**WORK TO COMPLETE**
Would you give the entries again word for word, with no pictures in the copy?

**RECORDS FOR THIS TASK**
++++++++
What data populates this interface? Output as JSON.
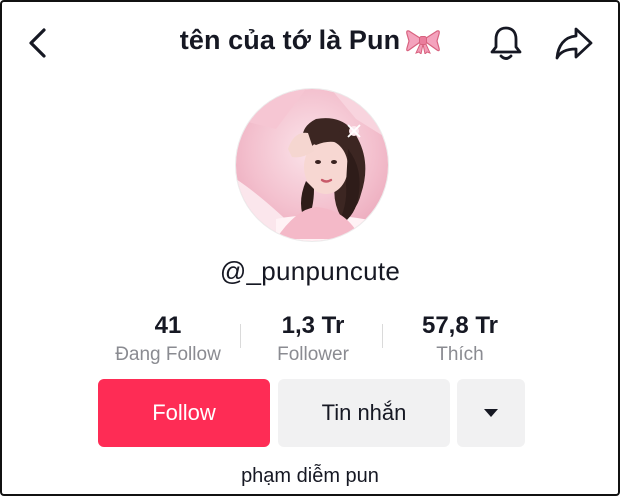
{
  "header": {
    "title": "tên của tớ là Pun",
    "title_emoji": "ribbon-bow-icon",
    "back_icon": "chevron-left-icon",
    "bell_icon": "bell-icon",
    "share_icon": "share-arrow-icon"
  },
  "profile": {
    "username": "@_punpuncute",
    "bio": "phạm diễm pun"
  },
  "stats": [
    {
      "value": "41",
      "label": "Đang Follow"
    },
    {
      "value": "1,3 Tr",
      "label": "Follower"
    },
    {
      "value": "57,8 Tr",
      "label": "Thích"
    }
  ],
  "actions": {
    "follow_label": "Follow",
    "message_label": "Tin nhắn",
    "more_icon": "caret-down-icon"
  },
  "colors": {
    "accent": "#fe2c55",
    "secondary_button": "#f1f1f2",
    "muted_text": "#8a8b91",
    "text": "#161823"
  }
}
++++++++
**ANSWER AREA**
What data populates this interface? Output as JSON.
{
  "header": {
    "title": "tên của tớ là Pun",
    "title_emoji": "ribbon-bow-icon",
    "back_icon": "chevron-left-icon",
    "bell_icon": "bell-icon",
    "share_icon": "share-arrow-icon"
  },
  "profile": {
    "username": "@_punpuncute",
    "bio": "phạm diễm pun"
  },
  "stats": [
    {
      "value": "41",
      "label": "Đang Follow"
    },
    {
      "value": "1,3 Tr",
      "label": "Follower"
    },
    {
      "value": "57,8 Tr",
      "label": "Thích"
    }
  ],
  "actions": {
    "follow_label": "Follow",
    "message_label": "Tin nhắn",
    "more_icon": "caret-down-icon"
  },
  "colors": {
    "accent": "#fe2c55",
    "secondary_button": "#f1f1f2",
    "muted_text": "#8a8b91",
    "text": "#161823"
  }
}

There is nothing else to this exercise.